Pierluigi Paganini

Pierluigi is member of the ENISA (European Union Agency for Network and Information Security) Threat Landscape Stakeholder Group, member of Cyber G7 Workgroup of the Italian Ministry of Foreign Affairs and International Cooperation, Professor and Director of the Master in Cyber Security at the Link Campus University. He is also a Security Evangelist, Security Analyst and Freelance Writer.

Editor-in-Chief at "Cyber Defense Magazine", Pierluigi is a cyber security expert with over 20 years experience in the field, he is Certified Ethical Hacker at EC Council in London. The passion for writing and a strong belief that security is founded on sharing and awareness led Pierluigi to find the security blog "Security Affairs" recently named a Top National Security Resource for US.

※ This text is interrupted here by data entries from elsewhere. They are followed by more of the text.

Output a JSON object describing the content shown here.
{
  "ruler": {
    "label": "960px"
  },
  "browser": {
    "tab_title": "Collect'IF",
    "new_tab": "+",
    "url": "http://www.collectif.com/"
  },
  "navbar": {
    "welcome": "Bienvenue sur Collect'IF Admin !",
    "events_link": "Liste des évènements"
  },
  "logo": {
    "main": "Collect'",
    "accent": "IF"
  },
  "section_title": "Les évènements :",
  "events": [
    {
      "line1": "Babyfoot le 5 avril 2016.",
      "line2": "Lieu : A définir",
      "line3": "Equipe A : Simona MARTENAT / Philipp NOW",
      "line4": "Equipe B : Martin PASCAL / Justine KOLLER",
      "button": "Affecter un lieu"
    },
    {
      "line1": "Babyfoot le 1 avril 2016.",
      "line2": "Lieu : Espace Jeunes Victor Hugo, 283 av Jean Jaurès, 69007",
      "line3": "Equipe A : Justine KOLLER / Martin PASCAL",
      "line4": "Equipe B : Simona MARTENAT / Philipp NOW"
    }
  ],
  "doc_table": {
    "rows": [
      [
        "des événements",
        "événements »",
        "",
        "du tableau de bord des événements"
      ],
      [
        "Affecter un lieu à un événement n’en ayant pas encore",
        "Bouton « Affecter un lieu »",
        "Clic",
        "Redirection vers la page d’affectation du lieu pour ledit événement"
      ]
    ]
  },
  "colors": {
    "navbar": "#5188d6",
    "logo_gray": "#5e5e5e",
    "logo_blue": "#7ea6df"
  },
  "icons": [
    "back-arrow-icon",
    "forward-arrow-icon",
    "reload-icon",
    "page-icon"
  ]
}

Pierluigi is a member of the "The Hacker News" team and he is a writer for some major publications in the field such as Cyber War Zone, ICTTF, Infosec Island, Infosec Institute, The Hacker News Magazine and for many other Security magazines.